We read in John 14:26 (ESV): “But the Helper, the Holy Spirit, whom the Father will send in My name, He will teach you all things and bring to your remembrance all that I have said to you.” So if we saturate our minds and hearts with the words of Jesus, he will be able to alert us instantly to the right thing to decide in any particular situation. If something is contrary to what Jesus lived or taught, then we shouldn’t choose that option.
Another tool we have to help us develop character in our lives, and in the lives of our kids, is to learn wisdom from the book of Proverbs. One simple way to do this is to read a chapter of Proverbs each day, corresponding with the day of the month, and underline verses that God uses to speak to you about practical life decisions.
As these become more and more a part of our lives, it helps establish and reinforce our spiritual and character “righting reflex.” You will be amazed at how much practical wisdom and advice you will find in the book of Proverbs, on subjects like finances, investing, character, raising children, choosing friends, controlling your tongue, dealing with anger, and general interpersonal relationship advice. As you discover truths that will help your kids, find ways to communicate that advice to them and explore ways they can develop that skill in their lives.
Many of us turn to God for advice in important decisions we are facing, and this is great. But we also need to develop a godly character in our lives and in our kids’ lives that gives us all a consistent character pattern which will kick into action when we are facing unexpected decisions that don’t give us time to go look up Bible verses or seek the advice of others.
We need to develop an internal moral compass that constantly directs us to which way is up and which way is down and to habitually respond to temptations out of our internal reservoir of consistently godly ethics flowing from God’s indwelling Spirit and the words of Jesus within us.
We need to develop this ethical righting reflex today and in each day of our lives. It is a little like learning to drive via experience and thus being able to quickly react appropriately within seconds of a presented danger.
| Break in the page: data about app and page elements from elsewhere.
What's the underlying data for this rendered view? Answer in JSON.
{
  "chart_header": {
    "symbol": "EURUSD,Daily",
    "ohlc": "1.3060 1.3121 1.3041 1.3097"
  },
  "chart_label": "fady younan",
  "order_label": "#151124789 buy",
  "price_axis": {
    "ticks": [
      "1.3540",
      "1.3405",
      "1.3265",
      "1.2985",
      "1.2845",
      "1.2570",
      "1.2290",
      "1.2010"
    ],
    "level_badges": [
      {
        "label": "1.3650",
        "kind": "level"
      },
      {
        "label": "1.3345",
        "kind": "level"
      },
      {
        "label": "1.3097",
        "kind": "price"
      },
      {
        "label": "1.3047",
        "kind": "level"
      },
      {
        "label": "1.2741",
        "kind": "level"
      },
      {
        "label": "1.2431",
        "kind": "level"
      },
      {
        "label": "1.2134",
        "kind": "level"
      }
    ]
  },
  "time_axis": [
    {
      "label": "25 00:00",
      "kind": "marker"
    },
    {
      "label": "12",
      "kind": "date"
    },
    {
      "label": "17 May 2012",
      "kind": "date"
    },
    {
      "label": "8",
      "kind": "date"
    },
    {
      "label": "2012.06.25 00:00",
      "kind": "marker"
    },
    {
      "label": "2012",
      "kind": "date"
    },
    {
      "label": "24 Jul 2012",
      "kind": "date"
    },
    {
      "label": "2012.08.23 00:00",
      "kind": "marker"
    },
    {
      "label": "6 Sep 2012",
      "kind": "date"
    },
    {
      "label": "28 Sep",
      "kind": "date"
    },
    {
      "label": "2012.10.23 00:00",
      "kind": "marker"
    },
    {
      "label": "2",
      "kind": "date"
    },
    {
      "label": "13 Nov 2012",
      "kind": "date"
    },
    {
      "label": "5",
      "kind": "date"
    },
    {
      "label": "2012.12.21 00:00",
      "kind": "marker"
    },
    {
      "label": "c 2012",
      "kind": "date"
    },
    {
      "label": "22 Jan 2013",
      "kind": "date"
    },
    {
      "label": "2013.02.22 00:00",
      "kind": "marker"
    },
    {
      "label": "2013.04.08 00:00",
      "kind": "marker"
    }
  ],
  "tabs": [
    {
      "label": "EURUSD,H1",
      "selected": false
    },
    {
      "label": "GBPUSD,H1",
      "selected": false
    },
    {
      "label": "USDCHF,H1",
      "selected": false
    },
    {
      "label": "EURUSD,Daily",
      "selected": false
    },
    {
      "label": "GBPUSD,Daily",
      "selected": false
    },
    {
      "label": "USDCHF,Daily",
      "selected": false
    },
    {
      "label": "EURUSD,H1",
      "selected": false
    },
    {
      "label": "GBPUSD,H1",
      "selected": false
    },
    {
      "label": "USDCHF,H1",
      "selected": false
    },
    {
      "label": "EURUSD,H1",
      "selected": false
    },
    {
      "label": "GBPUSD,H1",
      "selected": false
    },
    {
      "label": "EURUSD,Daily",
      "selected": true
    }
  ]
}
One never knows when his or her life will suddenly be thrown into the air, and we need to know instinctively how to land on our feet. This is only possible by God’s grace and by developing an internal gyroscope for continual autonomic adjustments to our character’s stability and veracity. Active, consistent godly character will help us land on our feet when that is unexpectedly required of us.